## Work task
Apart from the pictures, every line below is to be set down exactly.

## Stored data
************

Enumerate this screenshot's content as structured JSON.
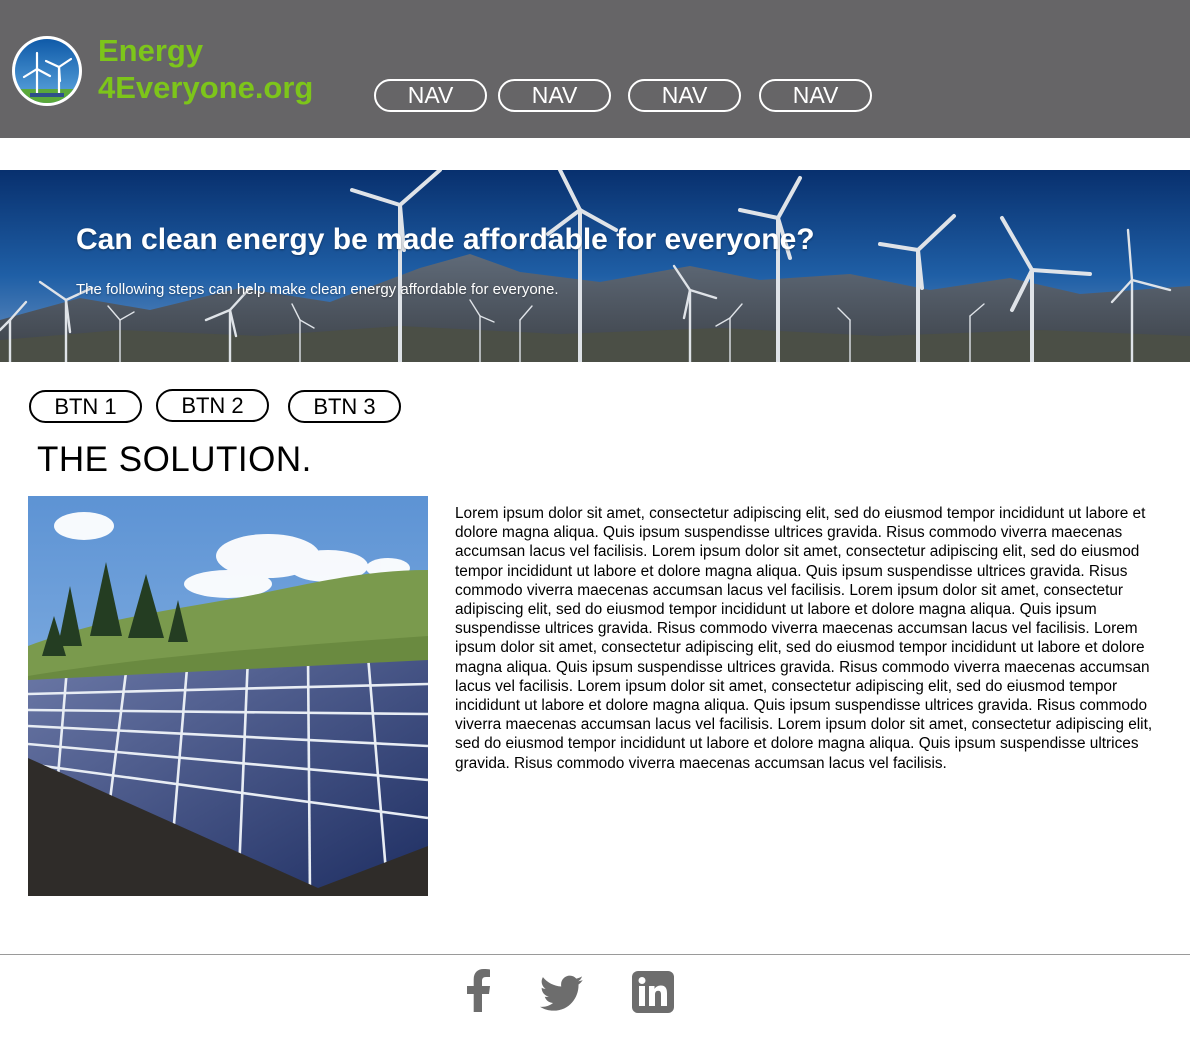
{
  "header": {
    "brand_line1": "Energy",
    "brand_line2": "4Everyone.org",
    "brand_color": "#7dc51a",
    "background": "#666567",
    "nav": [
      "NAV",
      "NAV",
      "NAV",
      "NAV"
    ]
  },
  "hero": {
    "title": "Can clean energy be made affordable for everyone?",
    "subtitle": "The following steps can help make clean energy affordable for everyone."
  },
  "buttons": [
    "BTN 1",
    "BTN 2",
    "BTN 3"
  ],
  "section": {
    "title": "THE SOLUTION.",
    "body": "Lorem ipsum dolor sit amet, consectetur adipiscing elit, sed do eiusmod tempor incididunt ut labore et dolore magna aliqua. Quis ipsum suspendisse ultrices gravida. Risus commodo viverra maecenas accumsan lacus vel facilisis. Lorem ipsum dolor sit amet, consectetur adipiscing elit, sed do eiusmod tempor incididunt ut labore et dolore magna aliqua. Quis ipsum suspendisse ultrices gravida. Risus commodo viverra maecenas accumsan lacus vel facilisis. Lorem ipsum dolor sit amet, consectetur adipiscing elit, sed do eiusmod tempor incididunt ut labore et dolore magna aliqua. Quis ipsum suspendisse ultrices gravida. Risus commodo viverra maecenas accumsan lacus vel facilisis. Lorem ipsum dolor sit amet, consectetur adipiscing elit, sed do eiusmod tempor incididunt ut labore et dolore magna aliqua. Quis ipsum suspendisse ultrices gravida. Risus commodo viverra maecenas accumsan lacus vel facilisis. Lorem ipsum dolor sit amet, consectetur adipiscing elit, sed do eiusmod tempor incididunt ut labore et dolore magna aliqua. Quis ipsum suspendisse ultrices gravida. Risus commodo viverra maecenas accumsan lacus vel facilisis. Lorem ipsum dolor sit amet, consectetur adipiscing elit, sed do eiusmod tempor incididunt ut labore et dolore magna aliqua. Quis ipsum suspendisse ultrices gravida. Risus commodo viverra maecenas accumsan lacus vel facilisis."
  },
  "images": {
    "logo": "wind-turbine-logo",
    "hero": "wind-farm-photo",
    "solution": "solar-panel-photo"
  },
  "footer": {
    "social_icons": [
      "facebook-icon",
      "twitter-icon",
      "linkedin-icon"
    ],
    "icon_color": "#6d6d6d"
  }
}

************

## Result for this task
Enumerate this screenshot's content as structured JSON.
{
  "header": {
    "brand_line1": "Energy",
    "brand_line2": "4Everyone.org",
    "brand_color": "#7dc51a",
    "background": "#666567",
    "nav": [
      "NAV",
      "NAV",
      "NAV",
      "NAV"
    ]
  },
  "hero": {
    "title": "Can clean energy be made affordable for everyone?",
    "subtitle": "The following steps can help make clean energy affordable for everyone."
  },
  "buttons": [
    "BTN 1",
    "BTN 2",
    "BTN 3"
  ],
  "section": {
    "title": "THE SOLUTION.",
    "body": "Lorem ipsum dolor sit amet, consectetur adipiscing elit, sed do eiusmod tempor incididunt ut labore et dolore magna aliqua. Quis ipsum suspendisse ultrices gravida. Risus commodo viverra maecenas accumsan lacus vel facilisis. Lorem ipsum dolor sit amet, consectetur adipiscing elit, sed do eiusmod tempor incididunt ut labore et dolore magna aliqua. Quis ipsum suspendisse ultrices gravida. Risus commodo viverra maecenas accumsan lacus vel facilisis. Lorem ipsum dolor sit amet, consectetur adipiscing elit, sed do eiusmod tempor incididunt ut labore et dolore magna aliqua. Quis ipsum suspendisse ultrices gravida. Risus commodo viverra maecenas accumsan lacus vel facilisis. Lorem ipsum dolor sit amet, consectetur adipiscing elit, sed do eiusmod tempor incididunt ut labore et dolore magna aliqua. Quis ipsum suspendisse ultrices gravida. Risus commodo viverra maecenas accumsan lacus vel facilisis. Lorem ipsum dolor sit amet, consectetur adipiscing elit, sed do eiusmod tempor incididunt ut labore et dolore magna aliqua. Quis ipsum suspendisse ultrices gravida. Risus commodo viverra maecenas accumsan lacus vel facilisis. Lorem ipsum dolor sit amet, consectetur adipiscing elit, sed do eiusmod tempor incididunt ut labore et dolore magna aliqua. Quis ipsum suspendisse ultrices gravida. Risus commodo viverra maecenas accumsan lacus vel facilisis."
  },
  "images": {
    "logo": "wind-turbine-logo",
    "hero": "wind-farm-photo",
    "solution": "solar-panel-photo"
  },
  "footer": {
    "social_icons": [
      "facebook-icon",
      "twitter-icon",
      "linkedin-icon"
    ],
    "icon_color": "#6d6d6d"
  }
}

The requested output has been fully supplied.